California’s ongoing housing crisis continues to pose a serious threat to this state’s economic well-being. I have previously noted in my blog the efforts made by the state government at the very end of its last legislative session to ameliorate this troubling situation. A number of Silicon Valley jurisdictions have also tried to address the housing needs of their communities through the use of rent control measures, which I have also discussed in this blog.
In the Bay Area, San Francisco is notorious for its tenant-friendly approach to rent control. Over the years, articles have appeared in this blog about various developments in the City’s program. Most recently, I reported that its onerous tenant relocation payment law was struck down by the courts. Earlier this month, however, the Ninth Circuit Court of Appeals handed a victory to the City with regard to its restrictions on certain tenant buyouts by landlords.
Under San Francisco’s rent control regime, which applies to most rental units built before 1979, a plethora of constraints on rental increases and evictions have been impressed upon landlords. While no-fault evictions for limited purposes (e.g., owner move-ins and removal of units from the market allowed under the Ellis Act) were subject to regulation under San Francisco’s rent control ordinance, no such checks existed prior to 2014 with respect to tenant buyouts, where the landlord offers to pay the tenant to vacate the unit. As a result, tenant advocates asserted that, without legislative intervention, tenants were subject to abuses and unfair tactics in connection with these buyouts, which resulted in a negative impact on the stock of affordable housing.
In 2014, as a result of this advocacy and outcry, San Francisco enacted a new ordinance entitled Tenant Buyout Agreements. This new law imposed a variety of notice and reporting requirements on landlords who sought to pursue these arrangements, as well as restrictions on condominium conversion in certain circumstances.
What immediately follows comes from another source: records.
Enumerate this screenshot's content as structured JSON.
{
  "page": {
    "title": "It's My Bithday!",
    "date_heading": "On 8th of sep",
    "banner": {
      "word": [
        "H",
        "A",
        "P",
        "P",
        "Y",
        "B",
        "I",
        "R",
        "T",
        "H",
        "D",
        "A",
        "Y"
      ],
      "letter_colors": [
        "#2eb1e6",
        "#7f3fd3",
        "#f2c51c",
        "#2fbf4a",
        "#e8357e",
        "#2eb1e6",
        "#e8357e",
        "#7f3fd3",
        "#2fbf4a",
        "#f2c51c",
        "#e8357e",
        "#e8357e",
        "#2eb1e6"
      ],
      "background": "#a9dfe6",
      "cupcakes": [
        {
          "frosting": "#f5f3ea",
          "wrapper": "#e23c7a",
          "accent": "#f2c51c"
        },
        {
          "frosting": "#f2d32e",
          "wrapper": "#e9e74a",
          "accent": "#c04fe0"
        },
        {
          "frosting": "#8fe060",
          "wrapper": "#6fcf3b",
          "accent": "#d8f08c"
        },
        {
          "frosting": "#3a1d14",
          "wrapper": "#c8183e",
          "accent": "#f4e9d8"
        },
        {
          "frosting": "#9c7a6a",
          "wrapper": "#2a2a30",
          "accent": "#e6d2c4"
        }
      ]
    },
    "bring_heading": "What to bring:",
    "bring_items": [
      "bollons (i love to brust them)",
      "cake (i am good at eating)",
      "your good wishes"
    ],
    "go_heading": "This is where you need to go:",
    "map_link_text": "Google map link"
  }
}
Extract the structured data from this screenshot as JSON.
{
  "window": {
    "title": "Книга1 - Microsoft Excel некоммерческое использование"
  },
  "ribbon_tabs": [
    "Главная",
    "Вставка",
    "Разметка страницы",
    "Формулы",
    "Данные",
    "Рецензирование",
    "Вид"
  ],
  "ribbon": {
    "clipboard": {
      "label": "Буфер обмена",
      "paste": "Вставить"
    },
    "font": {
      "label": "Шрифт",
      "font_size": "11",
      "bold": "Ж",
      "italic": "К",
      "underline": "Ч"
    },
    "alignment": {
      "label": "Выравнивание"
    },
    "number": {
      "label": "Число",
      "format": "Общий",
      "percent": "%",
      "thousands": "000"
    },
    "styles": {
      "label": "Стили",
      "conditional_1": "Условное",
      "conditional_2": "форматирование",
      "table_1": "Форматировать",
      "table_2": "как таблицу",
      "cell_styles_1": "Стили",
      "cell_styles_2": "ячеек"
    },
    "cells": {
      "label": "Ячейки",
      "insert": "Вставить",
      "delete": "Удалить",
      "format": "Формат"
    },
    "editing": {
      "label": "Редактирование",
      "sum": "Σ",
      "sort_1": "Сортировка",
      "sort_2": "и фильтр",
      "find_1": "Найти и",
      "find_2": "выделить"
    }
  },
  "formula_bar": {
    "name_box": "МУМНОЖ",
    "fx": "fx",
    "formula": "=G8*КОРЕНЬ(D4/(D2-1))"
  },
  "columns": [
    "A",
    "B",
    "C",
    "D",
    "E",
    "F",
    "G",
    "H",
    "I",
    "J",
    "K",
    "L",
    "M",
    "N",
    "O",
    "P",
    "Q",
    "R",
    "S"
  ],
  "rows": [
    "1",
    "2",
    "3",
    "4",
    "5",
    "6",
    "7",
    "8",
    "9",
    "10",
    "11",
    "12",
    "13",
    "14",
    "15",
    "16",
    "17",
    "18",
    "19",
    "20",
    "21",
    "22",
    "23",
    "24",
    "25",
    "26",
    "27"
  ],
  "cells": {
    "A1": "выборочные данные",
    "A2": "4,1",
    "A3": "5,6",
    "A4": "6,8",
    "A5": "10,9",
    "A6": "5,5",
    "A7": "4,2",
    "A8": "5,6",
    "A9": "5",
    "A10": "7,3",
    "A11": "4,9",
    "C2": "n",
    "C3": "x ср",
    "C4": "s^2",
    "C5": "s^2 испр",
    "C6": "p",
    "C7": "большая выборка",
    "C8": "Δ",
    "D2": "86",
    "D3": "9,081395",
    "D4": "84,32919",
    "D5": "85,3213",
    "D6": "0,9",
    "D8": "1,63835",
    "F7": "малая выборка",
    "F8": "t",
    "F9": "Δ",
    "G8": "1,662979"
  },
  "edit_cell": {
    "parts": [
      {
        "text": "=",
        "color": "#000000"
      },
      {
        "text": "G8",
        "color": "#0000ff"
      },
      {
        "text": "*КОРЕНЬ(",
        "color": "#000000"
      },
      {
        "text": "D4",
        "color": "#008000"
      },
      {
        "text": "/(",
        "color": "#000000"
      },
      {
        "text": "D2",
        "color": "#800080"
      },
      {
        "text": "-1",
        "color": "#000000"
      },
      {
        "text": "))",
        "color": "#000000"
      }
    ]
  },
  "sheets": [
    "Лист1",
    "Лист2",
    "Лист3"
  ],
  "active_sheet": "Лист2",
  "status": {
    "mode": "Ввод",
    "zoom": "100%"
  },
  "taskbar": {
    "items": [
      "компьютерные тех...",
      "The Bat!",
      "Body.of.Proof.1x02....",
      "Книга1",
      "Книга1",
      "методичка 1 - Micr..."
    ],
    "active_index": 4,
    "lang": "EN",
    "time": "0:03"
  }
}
From the landlords’ point of view, these obligations created substantial barriers to entering into these buyout agreements, which further restricted their rights as property owners.
As a result, a group of San Francisco landlords calling themselves the San Francisco Apartment Coalition filed litigation against the City and County of San Francisco in state court to challenge several provisions of the ordinance. Specifically, this lawsuit contended that (1) the requirement that landlords give tenants information about tenants’ rights organizations who can assist them in buyout discussions violated the landlords’ First Amendment rights by making the negotiation process prohibitively burdensome, (2) the creation of a searchable database of buyout agreements violated the landlords’ constitutional privacy rights, and (3) the 10-year ban on condominium conversion in the event the buyout involved certain classes or numbers of tenants infringed on the landlords’ liberty of contract. After San Francisco successfully removed the lawsuit to federal court, U.S. District Judge Phyllis Hamilton ruled in favor of the City and dismissed the lawsuit with prejudice in 2015, rejecting plaintiffs’ arguments on the constitutional validity of the ordinance and finding that amending the complaint would be futile.
On appeal to the Ninth Circuit, U.S. Circuit Judge Carlos Bea, writing for a unanimous three-judge panel in an opinion dated February 8, 2018, concluded that the ordinance did not violate either the state or federal constitution, and affirmed the District Court’s decision in favor of the City. In evaluating whether the ordinance was consistent with constitutional requirements, Judge Bea noted that the court would not, “as we must not, evaluate the policy merits of the ordinance.” Enumerating the plaintiffs’ constitutional claims against this ordinance, Judge Bea concluded that the plaintiffs had offered “assertions but no authority which suggests the ordinance runs afoul of either constitution”—the disclosure requirement did not restrict protected speech or violate the plaintiffs’ First Amendment rights, the creation of the database did not violate the plaintiffs’ right of privacy under the California Constitution, and the 10-year ban on condominium conversion did not violate the plaintiffs’ liberty of contract.
Given the totality of the City’s victory in this case in spite of the court’s clear avoidance of the issue of whether the ordinance was a good law, there are a couple of lessons that can be taken away from this case. First, the best place to address the merits of the social policy of laws such as this one is in the legislature and/or at the ballot box, not in the courts. Second, in litigating laws like this one, it may be better to challenge the law as applied rather than to bring suit against the law on its face, unless you have a slam-dunk winner of a facial challenge; in comparison, the plaintiffs in this case seemed to be armed only with platitudes rather than definitive legal authority.